According to Fritz Heider, a noted psychologist and author of the 1950s, behavior is a product of capacity and motivation. Capacity refers to whether a human is can enact a particular behavior—that is, whether his innate characteristics and his present environment make that behavior possible. Motivation refers to human intention as well as how much effort they apply. Heider believed that both capacity and motivation are necessary for a particular behavior to occur. Let's say you want to run a marathon. Your ability to do this will depend on your physical fitness and the weather that day as well as your desire to push through the race (your motivation).
Another theory on behavior is called correspondent inference theory. "This theory suggests that if someone behaves in a socially desirable way, humans do not tend to infer much about them as a person." For example, when you asked to borrow a pen and the person complies and gives you a pen, you aren't likely to infer much about them or their character. it's taken for granted that they'll let you use their pen. You'd do the same thing, right? "However, if your friend refuses to allow you to borrow a pencil, you are likely to infer something about their innate characteristics due to this socially undesirable response." According to this theory, humans do not conclude much about a person's behavior if they are acting in a particular role. case in point, a salesperson is friendly, outgoing, and helpful. You don't tend to think much about that behavior because it is expected of someone working in that capacity.
"On the other hand, if an individual displays behavior that is atypical in a given social situation, humans tend to be more likely to attribute their behavior to their innate disposition. For example, if you see someone behaving in a quiet, reserved manner at a loud and boisterous party, you’re more likely to conclude that this person is introverted."
Yet another method of determining behavior is called Kelley's covariation model. According to psychologist Harold Kelly, "humans use three types of information when they’re deciding whether someone’s behavior was internally or externally motivated."
1. Consensus - Whether others would act similarly in a given situation; the generally-accepted way to behave in that situation
2. Distinctiveness - Whether the person acts similarly across other situations. If a person only acts a certain way in one situation, the behavior can probably be attributed to the situation rather than the person.
3. Consistency - Whether someone acts the same way in a given situation each time it occurs. If someone’s behavior in a given situation is inconsistent from one time to the next, their behavior becomes more difficult to attribute.
"When there are high levels of consensus, distinctiveness, and consistency, humans tend to attribute the behavior to the situation." But when there are low levels of consensus and distinctiveness, but high consistency, humans were likely to decide the behavior is due to something about the person."

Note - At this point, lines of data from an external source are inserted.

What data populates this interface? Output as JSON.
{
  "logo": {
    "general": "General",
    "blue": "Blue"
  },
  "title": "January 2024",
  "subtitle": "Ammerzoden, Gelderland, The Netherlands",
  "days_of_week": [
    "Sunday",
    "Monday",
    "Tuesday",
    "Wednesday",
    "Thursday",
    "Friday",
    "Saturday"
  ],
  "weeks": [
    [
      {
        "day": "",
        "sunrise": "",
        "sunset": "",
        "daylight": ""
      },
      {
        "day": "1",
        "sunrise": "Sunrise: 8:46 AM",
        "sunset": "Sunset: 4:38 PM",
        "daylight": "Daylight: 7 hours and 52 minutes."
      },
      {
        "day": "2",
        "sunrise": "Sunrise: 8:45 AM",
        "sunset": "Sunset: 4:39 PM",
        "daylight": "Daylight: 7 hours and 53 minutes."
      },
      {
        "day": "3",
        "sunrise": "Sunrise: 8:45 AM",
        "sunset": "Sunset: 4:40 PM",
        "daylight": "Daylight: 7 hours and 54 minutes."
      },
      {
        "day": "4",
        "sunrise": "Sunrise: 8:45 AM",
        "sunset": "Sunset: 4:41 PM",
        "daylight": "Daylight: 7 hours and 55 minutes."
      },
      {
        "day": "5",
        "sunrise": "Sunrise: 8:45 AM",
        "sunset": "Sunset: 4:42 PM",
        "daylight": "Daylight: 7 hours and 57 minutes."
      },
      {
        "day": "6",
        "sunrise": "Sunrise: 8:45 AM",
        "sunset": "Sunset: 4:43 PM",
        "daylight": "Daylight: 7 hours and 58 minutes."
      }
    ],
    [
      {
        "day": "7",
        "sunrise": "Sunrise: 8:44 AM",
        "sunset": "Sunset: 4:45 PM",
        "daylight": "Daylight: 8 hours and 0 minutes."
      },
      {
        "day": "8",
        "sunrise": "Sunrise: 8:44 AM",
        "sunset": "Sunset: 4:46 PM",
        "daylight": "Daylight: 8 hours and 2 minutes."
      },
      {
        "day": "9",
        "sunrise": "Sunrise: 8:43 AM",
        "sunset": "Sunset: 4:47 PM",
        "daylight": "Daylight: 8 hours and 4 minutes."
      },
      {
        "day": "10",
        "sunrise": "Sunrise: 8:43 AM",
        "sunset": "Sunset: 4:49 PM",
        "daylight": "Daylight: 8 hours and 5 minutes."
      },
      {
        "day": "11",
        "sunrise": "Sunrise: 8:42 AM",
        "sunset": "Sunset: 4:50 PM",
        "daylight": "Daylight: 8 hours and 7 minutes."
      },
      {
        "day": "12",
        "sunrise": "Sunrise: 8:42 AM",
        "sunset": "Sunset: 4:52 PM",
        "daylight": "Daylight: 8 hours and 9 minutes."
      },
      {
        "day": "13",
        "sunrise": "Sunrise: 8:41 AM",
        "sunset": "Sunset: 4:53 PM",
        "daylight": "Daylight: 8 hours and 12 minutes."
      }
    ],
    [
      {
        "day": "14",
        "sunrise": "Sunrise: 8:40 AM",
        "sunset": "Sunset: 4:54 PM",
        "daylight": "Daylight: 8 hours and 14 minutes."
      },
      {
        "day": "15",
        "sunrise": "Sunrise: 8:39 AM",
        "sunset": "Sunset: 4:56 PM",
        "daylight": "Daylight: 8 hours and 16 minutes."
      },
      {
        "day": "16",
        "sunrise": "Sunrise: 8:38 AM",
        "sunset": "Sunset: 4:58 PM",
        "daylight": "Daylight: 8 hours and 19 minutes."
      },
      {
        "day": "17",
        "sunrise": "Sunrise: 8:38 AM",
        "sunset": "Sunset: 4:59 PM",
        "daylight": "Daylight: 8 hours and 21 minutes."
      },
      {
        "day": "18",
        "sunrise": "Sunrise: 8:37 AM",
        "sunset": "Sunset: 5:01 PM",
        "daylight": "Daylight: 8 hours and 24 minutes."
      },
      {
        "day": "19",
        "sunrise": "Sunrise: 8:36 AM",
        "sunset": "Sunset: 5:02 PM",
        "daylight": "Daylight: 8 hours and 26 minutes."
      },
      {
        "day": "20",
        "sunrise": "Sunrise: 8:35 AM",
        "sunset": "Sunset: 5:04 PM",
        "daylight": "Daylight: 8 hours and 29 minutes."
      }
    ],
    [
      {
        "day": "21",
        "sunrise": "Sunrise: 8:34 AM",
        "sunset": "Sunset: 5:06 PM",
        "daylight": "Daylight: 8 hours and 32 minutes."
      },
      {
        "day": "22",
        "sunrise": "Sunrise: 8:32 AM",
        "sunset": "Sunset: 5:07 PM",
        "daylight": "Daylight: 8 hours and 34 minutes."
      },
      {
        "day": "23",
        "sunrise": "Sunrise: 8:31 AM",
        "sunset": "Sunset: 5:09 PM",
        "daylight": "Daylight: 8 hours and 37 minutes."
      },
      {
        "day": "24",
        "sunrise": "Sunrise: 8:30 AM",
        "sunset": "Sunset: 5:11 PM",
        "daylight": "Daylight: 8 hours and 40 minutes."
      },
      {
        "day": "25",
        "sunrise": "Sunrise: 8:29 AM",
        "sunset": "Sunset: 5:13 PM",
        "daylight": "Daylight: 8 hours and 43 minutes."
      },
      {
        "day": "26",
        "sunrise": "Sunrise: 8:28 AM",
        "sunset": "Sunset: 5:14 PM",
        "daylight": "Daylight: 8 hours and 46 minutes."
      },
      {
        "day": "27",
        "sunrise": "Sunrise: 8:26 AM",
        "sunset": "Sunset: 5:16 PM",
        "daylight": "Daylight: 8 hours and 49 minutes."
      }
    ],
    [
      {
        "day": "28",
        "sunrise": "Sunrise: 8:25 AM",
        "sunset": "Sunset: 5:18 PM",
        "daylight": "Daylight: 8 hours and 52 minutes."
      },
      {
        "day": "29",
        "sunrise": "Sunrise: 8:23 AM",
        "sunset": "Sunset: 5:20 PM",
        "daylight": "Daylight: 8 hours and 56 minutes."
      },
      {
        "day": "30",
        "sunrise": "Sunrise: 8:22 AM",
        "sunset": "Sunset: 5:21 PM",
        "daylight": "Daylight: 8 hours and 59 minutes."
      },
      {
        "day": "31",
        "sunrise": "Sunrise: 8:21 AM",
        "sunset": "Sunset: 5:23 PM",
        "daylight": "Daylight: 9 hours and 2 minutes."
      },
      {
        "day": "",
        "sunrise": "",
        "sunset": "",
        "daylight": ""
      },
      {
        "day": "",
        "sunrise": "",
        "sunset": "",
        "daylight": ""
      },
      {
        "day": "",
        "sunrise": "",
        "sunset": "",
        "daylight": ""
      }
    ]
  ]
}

And, lastly, we have Weiner's three-dimensional model. "Bernard Weiner’s model suggests that people examine three dimensions when attempting to understand the causes of behavior: locus, stability, and controllability.
1, Locus refers to whether the behavior was caused by internal or external factors.
2. Stability refers to whether the behavior will happen again in the future.
3. Controllability refers to whether someone is able to change the outcome of an event by expending more effort.
According to Weiner, the attributions people make affect their emotions. People are likely to feel pride if they believe they succeeded because of an internal characteristic such as innate talent, rather than an external factor such as luck. Interestingly enough, research on a similar theory, explanatory style, has found that an individual's explanatory style is linked to their health and levels of stress.
As I'm sure you've figured out from your own personal experience, you're not always accurate when you try to guess why someone is acting a certain way. Psychologists have identified two key errors that humans commonly make when attempting to attribute behavior.
1. Fundamental Attribution Error: This "refers to the tendency to over-emphasize the role of personality traits in shaping behaviors. For example, if someone is rude to you, you may assume that they’re generally a rude person, rather than assuming that they were under stress that day." Humans are quick to judge...but so are frogs!
2. Self-serving Bias: This "refers to the tendency to give ourselves credit (i.e. make an internal attribution when things go well, but blame the situation or bad luck (i.e. make an external attribution) when things go poorly. According to recent research, people who are experiencing depression may not show the self-serving bias, and may even experience a reverse bias."
Have you spotted how you pre-judge someone's behavior? I sure have and it has given me pause for thought. Judging others never serves anyone well. And now that we know a little more about our individual thought processes, we can actively work to reverse...or at the least...slow down the way we view the actions of others. As we judge others, so are they judging us.
Please stop back by tomorrow for a look at a few of the longest-living creatures on earth. Who they are might surprise you! Until then,